The follow features and gesture control work very well and I can see how this would be useful for a self-shot presentation where movement across the stage or auditorium is permitted. The tracking seemed to work very well and I confirmed that this tracks a variety of skin colors on TV as well as faces covered by a mask for COVID 19. The system also tracks bowling pins and this globe as a face as well. The object tracker is a good alternative to the face tracker for pets or for keeping a stationary object close to the center of the screen if the camera is moved.
The Panoramic mode is a timed movement from one side of a scene to another. The time-lapse mode is a more advanced version where the movement and rate of change of the gimbal can be pre-programmed. It seemed to work very well too and can be used to create pans and tilts on stationary objects by setting the recording time to be very short.
The dolly zoom is a great cinematic effect but to execute it with the gimbal requires some patience and a steady hand. A dolly out should be done with a spotter (as it is in film production) so that as you’re walking backward you don’t trip on anything.

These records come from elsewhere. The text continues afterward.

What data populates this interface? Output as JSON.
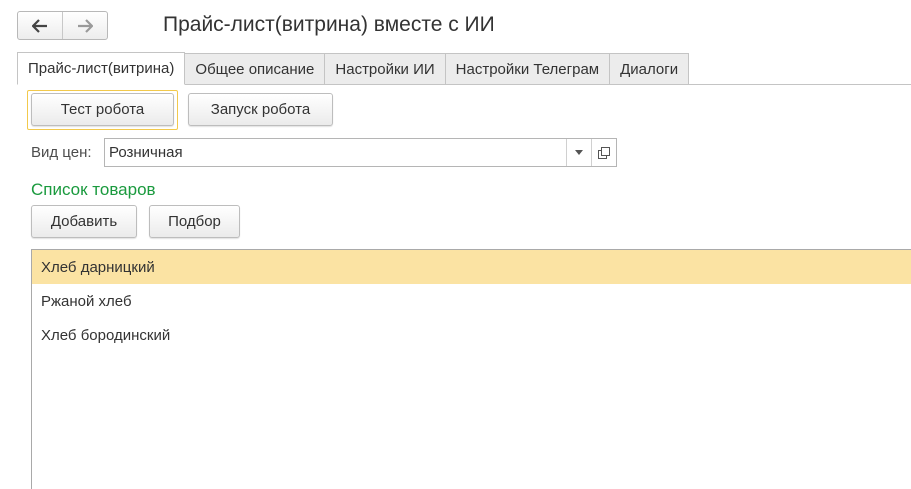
{
  "toolbar": {
    "back_icon": "arrow-left-icon",
    "forward_icon": "arrow-right-icon"
  },
  "window": {
    "title": "Прайс-лист(витрина) вместе с ИИ"
  },
  "tabs": [
    {
      "label": "Прайс-лист(витрина)",
      "active": true
    },
    {
      "label": "Общее описание",
      "active": false
    },
    {
      "label": "Настройки ИИ",
      "active": false
    },
    {
      "label": "Настройки Телеграм",
      "active": false
    },
    {
      "label": "Диалоги",
      "active": false
    }
  ],
  "actions": {
    "test_robot": "Тест робота",
    "run_robot": "Запуск робота"
  },
  "price_type": {
    "label": "Вид цен:",
    "value": "Розничная"
  },
  "products": {
    "title": "Список товаров",
    "add_label": "Добавить",
    "pick_label": "Подбор",
    "items": [
      "Хлеб дарницкий",
      "Ржаной хлеб",
      "Хлеб бородинский"
    ],
    "selected_index": 0
  },
  "colors": {
    "section_title": "#1a9a3e",
    "selection": "#fbe3a3",
    "focus_ring": "#f2c94c"
  }
}
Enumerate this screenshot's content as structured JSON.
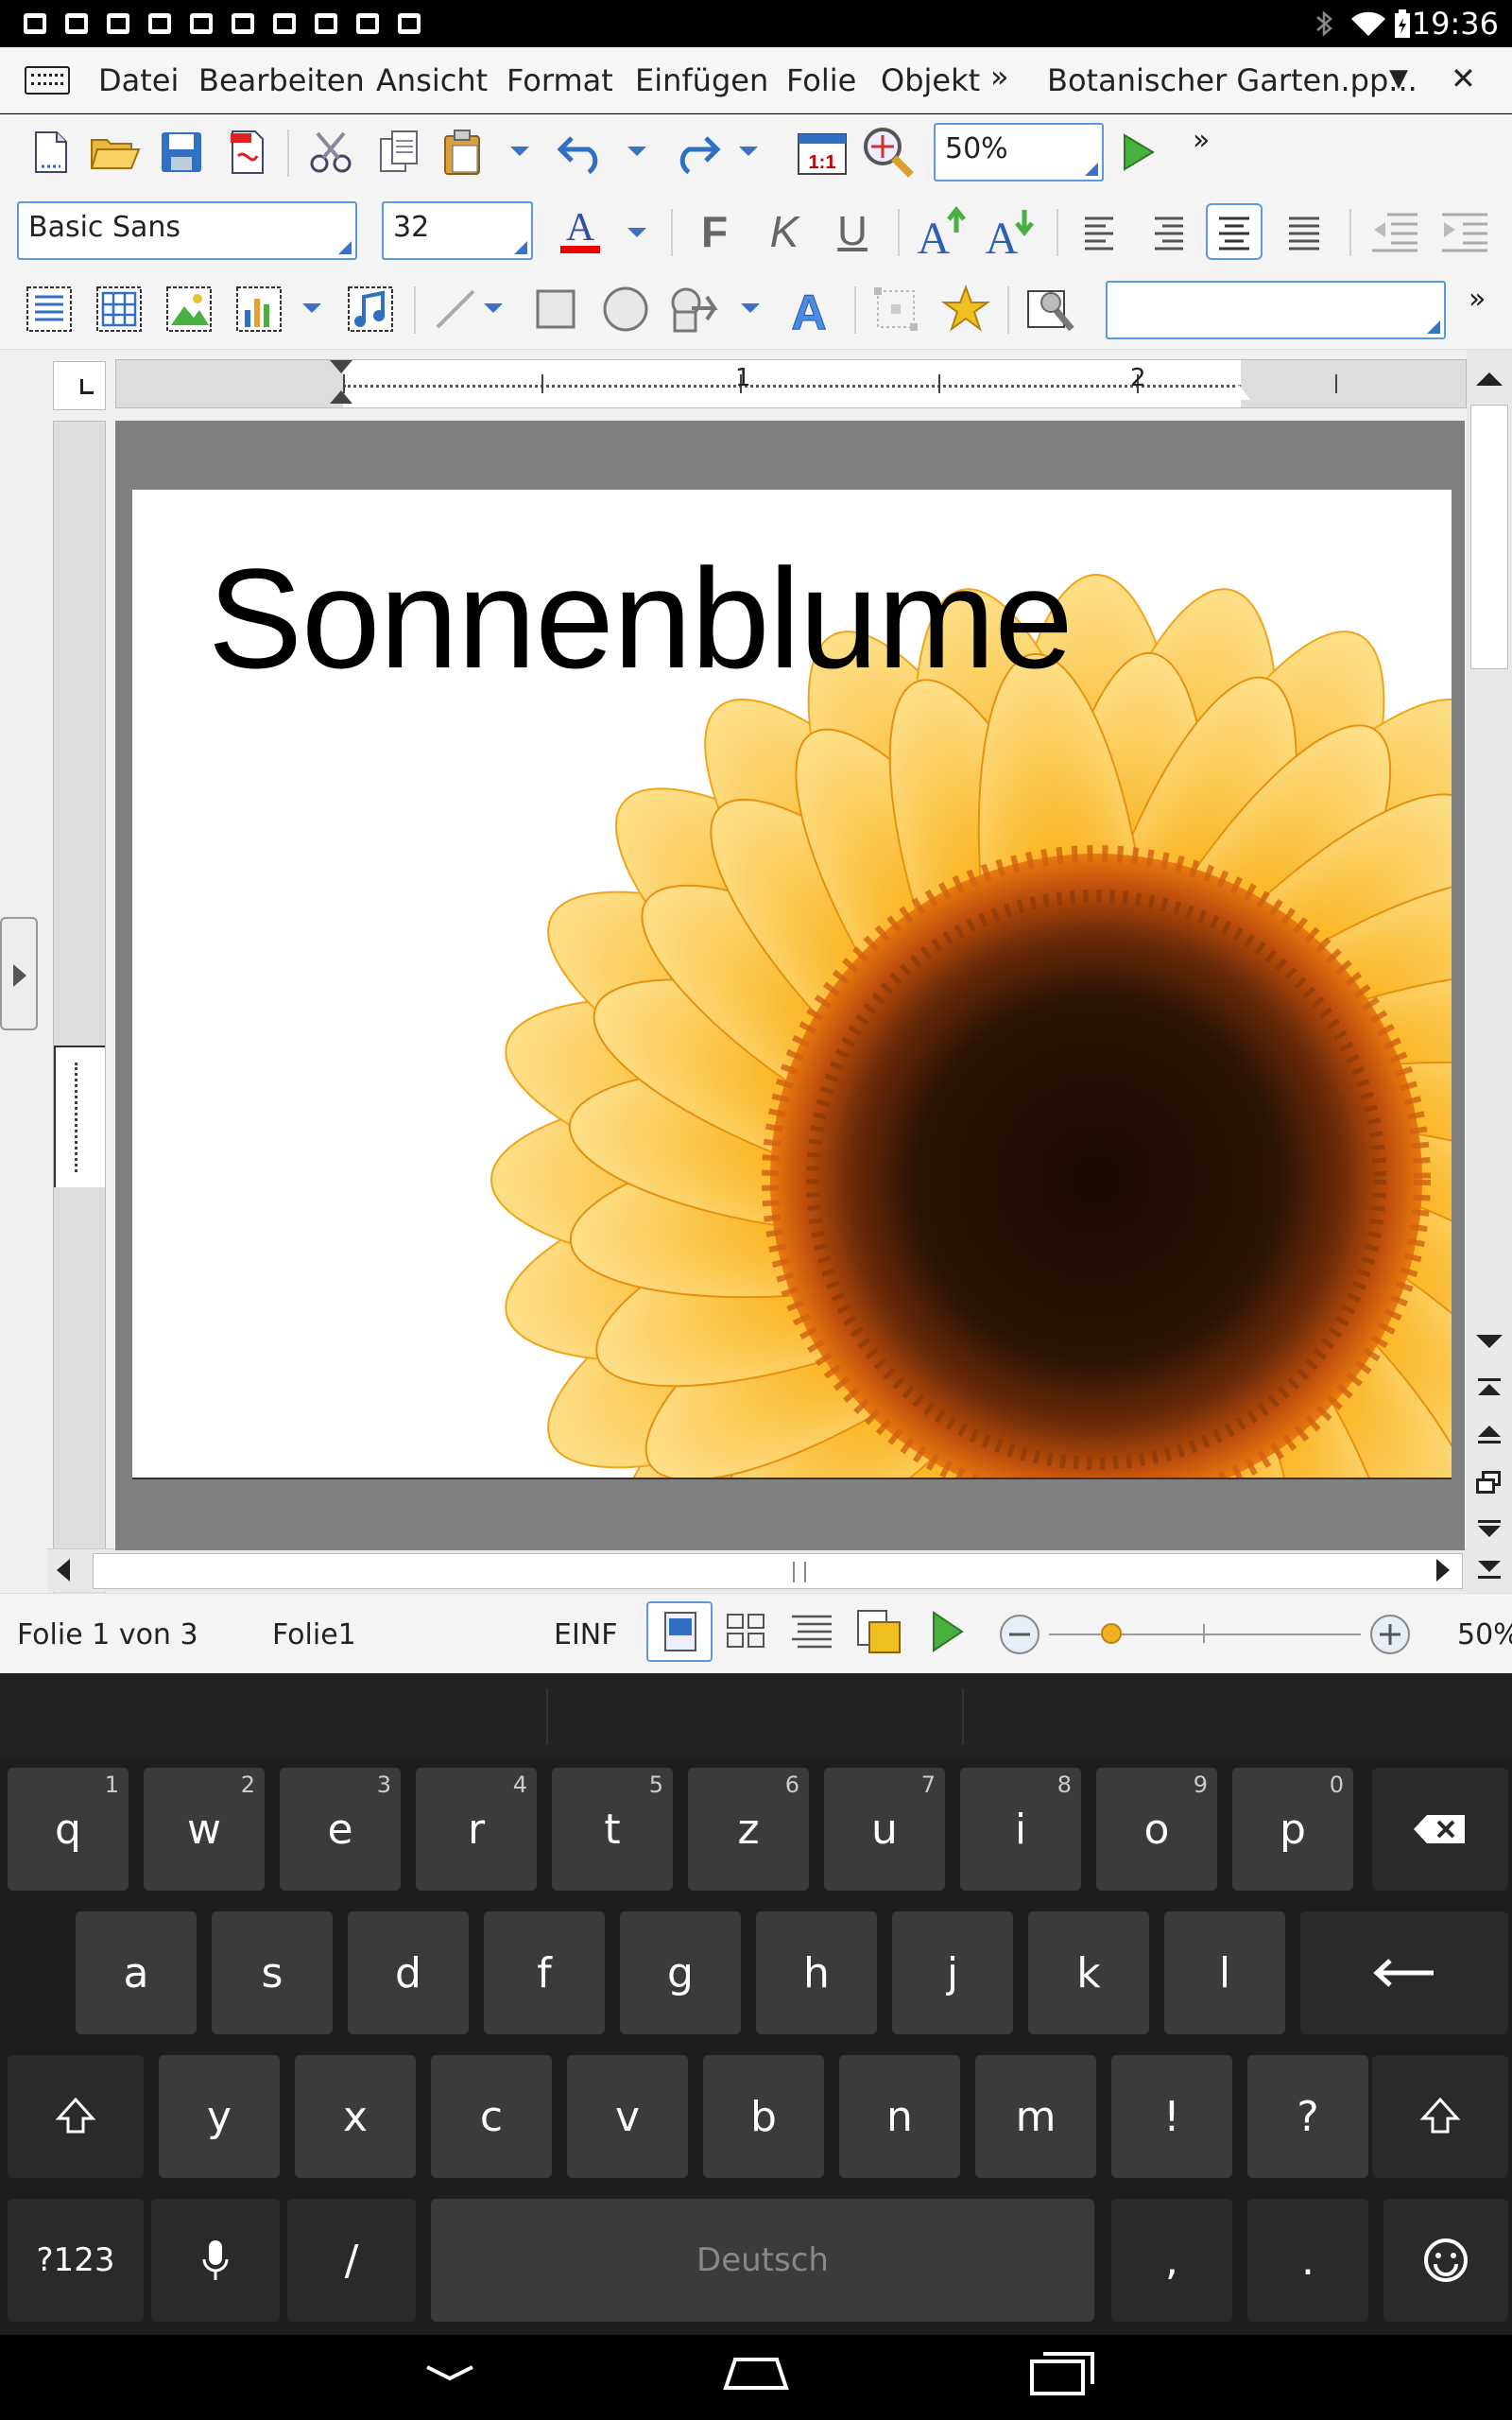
{
  "statusbar": {
    "time": "19:36",
    "left_icons": [
      "hangouts-icon",
      "keyboard-icon",
      "download-icon",
      "image-icon",
      "clipboard-icon",
      "gmail-icon",
      "clipboard-icon",
      "clipboard-icon",
      "briefcase-icon",
      "briefcase-icon"
    ],
    "right_icons": [
      "bluetooth-icon",
      "wifi-icon",
      "battery-icon"
    ]
  },
  "menubar": {
    "items": [
      "Datei",
      "Bearbeiten",
      "Ansicht",
      "Format",
      "Einfügen",
      "Folie",
      "Objekt"
    ],
    "more": "»",
    "document_title": "Botanischer Garten.pp...",
    "title_dropdown": "▼",
    "close": "✕"
  },
  "toolbar1": {
    "zoom_value": "50%",
    "more": "»"
  },
  "toolbar2": {
    "font_name": "Basic Sans",
    "font_size": "32",
    "bold": "F",
    "italic": "K",
    "underline": "U"
  },
  "toolbar3": {
    "style_value": "",
    "more": "»"
  },
  "ruler": {
    "ticks": [
      "1",
      "2"
    ]
  },
  "slide": {
    "title": "Sonnenblume"
  },
  "statusline": {
    "slide_position": "Folie 1 von 3",
    "slide_name": "Folie1",
    "insert_mode": "EINF",
    "zoom": "50%",
    "zoom_fraction": 0.2
  },
  "keyboard": {
    "row1": [
      {
        "label": "q",
        "hint": "1"
      },
      {
        "label": "w",
        "hint": "2"
      },
      {
        "label": "e",
        "hint": "3"
      },
      {
        "label": "r",
        "hint": "4"
      },
      {
        "label": "t",
        "hint": "5"
      },
      {
        "label": "z",
        "hint": "6"
      },
      {
        "label": "u",
        "hint": "7"
      },
      {
        "label": "i",
        "hint": "8"
      },
      {
        "label": "o",
        "hint": "9"
      },
      {
        "label": "p",
        "hint": "0"
      }
    ],
    "row2": [
      "a",
      "s",
      "d",
      "f",
      "g",
      "h",
      "j",
      "k",
      "l"
    ],
    "row3": [
      "y",
      "x",
      "c",
      "v",
      "b",
      "n",
      "m",
      "!",
      "?"
    ],
    "symbols_key": "?123",
    "slash_key": "/",
    "space_label": "Deutsch",
    "comma_key": ",",
    "period_key": "."
  }
}
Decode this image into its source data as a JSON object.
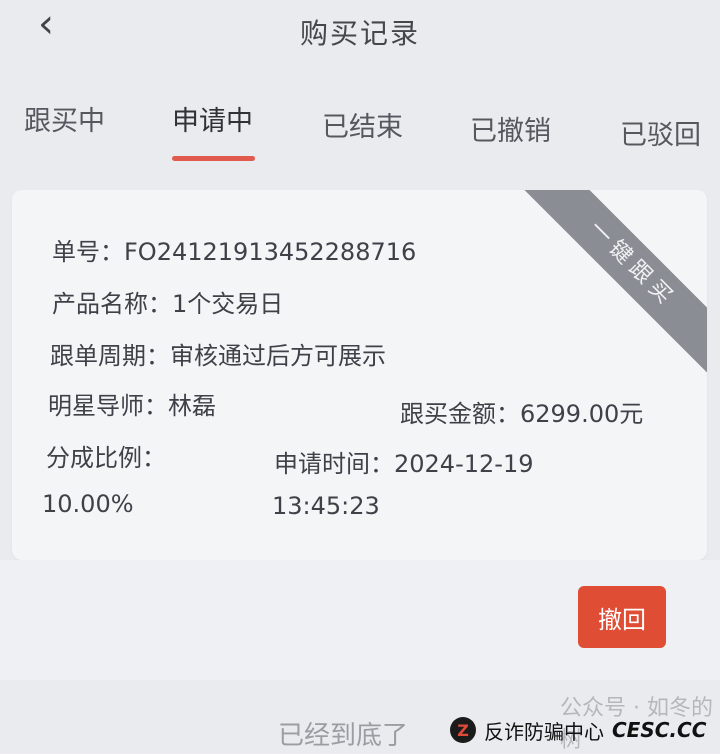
{
  "header": {
    "back_icon": "chevron-left-icon",
    "title": "购买记录"
  },
  "tabs": [
    {
      "label": "跟买中",
      "active": false
    },
    {
      "label": "申请中",
      "active": true
    },
    {
      "label": "已结束",
      "active": false
    },
    {
      "label": "已撤销",
      "active": false
    },
    {
      "label": "已驳回",
      "active": false
    }
  ],
  "order": {
    "ribbon": "一键跟买",
    "number_label": "单号：",
    "number": "FO24121913452288716",
    "product_label": "产品名称：",
    "product": "1个交易日",
    "cycle_label": "跟单周期：",
    "cycle": "审核通过后方可展示",
    "mentor_label": "明星导师：",
    "mentor": "林磊",
    "amount_label": "跟买金额：",
    "amount": "6299.00元",
    "ratio_label": "分成比例：",
    "ratio": "10.00%",
    "time_label": "申请时间：",
    "date": "2024-12-19",
    "time": "13:45:23"
  },
  "actions": {
    "withdraw": "撤回"
  },
  "footer": {
    "end_text": "已经到底了"
  },
  "watermark": {
    "faded": "公众号 · 如冬的树",
    "logo_text": "Z",
    "name": "反诈防骗中心",
    "site": "CESC.CC"
  },
  "colors": {
    "accent": "#e05a4e",
    "button": "#df4d34",
    "ribbon": "#8a8d93",
    "background": "#e9ebef"
  }
}
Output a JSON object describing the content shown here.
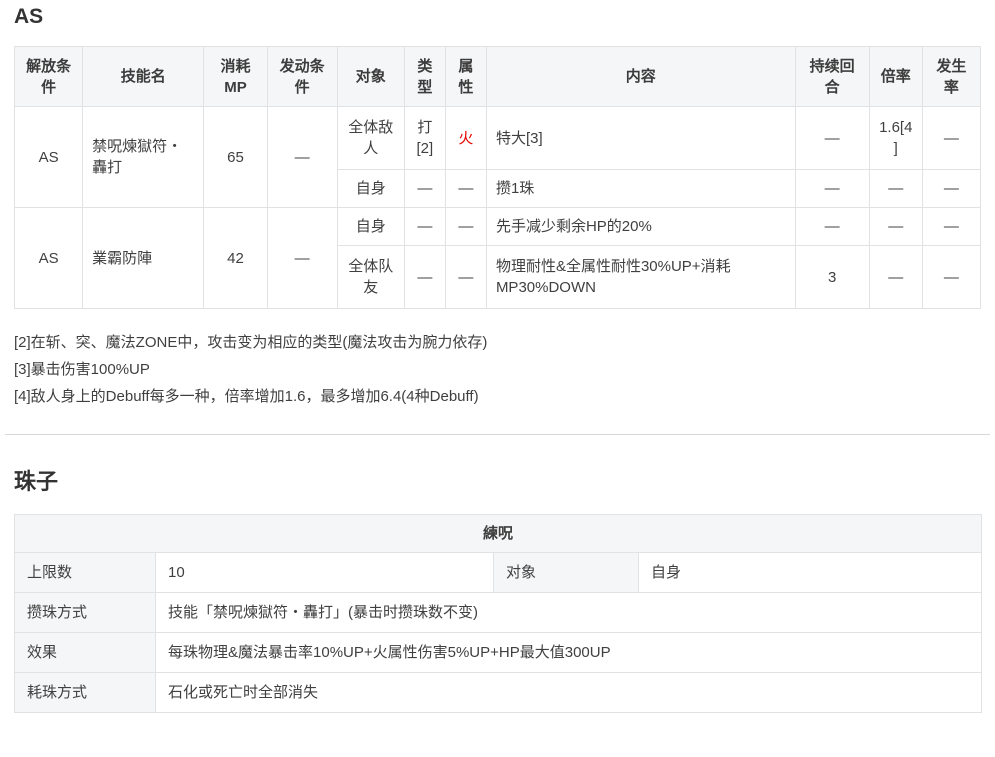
{
  "colors": {
    "fire_red": "#e60000",
    "header_bg": "#f5f6f7",
    "border": "#e0e2e4",
    "text": "#404040"
  },
  "as_section": {
    "title": "AS",
    "headers": [
      "解放条件",
      "技能名",
      "消耗MP",
      "发动条件",
      "对象",
      "类型",
      "属性",
      "内容",
      "持续回合",
      "倍率",
      "发生率"
    ],
    "skills": [
      {
        "unlock": "AS",
        "name": "禁呪煉獄符・轟打",
        "mp": "65",
        "trigger": "—",
        "effects": [
          {
            "target": "全体敌人",
            "type": "打[2]",
            "element": "火",
            "content": "特大[3]",
            "duration": "—",
            "multiplier": "1.6[4]",
            "rate": "—"
          },
          {
            "target": "自身",
            "type": "—",
            "element": "—",
            "content": "攒1珠",
            "duration": "—",
            "multiplier": "—",
            "rate": "—"
          }
        ]
      },
      {
        "unlock": "AS",
        "name": "業霸防陣",
        "mp": "42",
        "trigger": "—",
        "effects": [
          {
            "target": "自身",
            "type": "—",
            "element": "—",
            "content": "先手减少剩余HP的20%",
            "duration": "—",
            "multiplier": "—",
            "rate": "—"
          },
          {
            "target": "全体队友",
            "type": "—",
            "element": "—",
            "content": "物理耐性&全属性耐性30%UP+消耗MP30%DOWN",
            "duration": "3",
            "multiplier": "—",
            "rate": "—"
          }
        ]
      }
    ],
    "footnotes": [
      "[2]在斩、突、魔法ZONE中，攻击变为相应的类型(魔法攻击为腕力依存)",
      "[3]暴击伤害100%UP",
      "[4]敌人身上的Debuff每多一种，倍率增加1.6，最多增加6.4(4种Debuff)"
    ]
  },
  "beads_section": {
    "title": "珠子",
    "table_title": "練呪",
    "rows": [
      {
        "label": "上限数",
        "value": "10",
        "label2": "对象",
        "value2": "自身"
      },
      {
        "label": "攒珠方式",
        "value": "技能「禁呪煉獄符・轟打」(暴击时攒珠数不变)"
      },
      {
        "label": "效果",
        "value": "每珠物理&魔法暴击率10%UP+火属性伤害5%UP+HP最大值300UP"
      },
      {
        "label": "耗珠方式",
        "value": "石化或死亡时全部消失"
      }
    ]
  }
}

The Inception shot is a neat effect but requires a setting where that type of art shot is appropriate.
What I like
Fantastic value for money
Generous package with tripod and carry pouch included
Solid video stabilization
Phone Clamp securely grips thicker phones
What I’d change
Ability to control pan, tilt, and roll from physical controls.
Add remote control operation from another device
Add the ability to track sun, moon, or north star based on location and compass.
The Hohem iSteady X is a great upgrade to shooting video on a mobile phone. While shooting handheld video the gimbal provides the stabilization needed to produce smooth shots. If set up with the tripod, the gimbal active tracking of the subject provides an automated solution to the video recording of a moving subject. The time-lapse recording option takes the static time-lapse which may come as a standard on a phone to the next level. Cinematic techniques like dolly zoom and Inception mode offer new levels of creativity for something that can fit in your pocket. The fact that this is a pocket sized unit makes it very portable and low cost but the small form factor also requires that the controls are multifunctional and that the range of motion on the tilt is limited. Overall, I’d recommend the Hohem iSteady X for everyone except the most professional enthusiasts.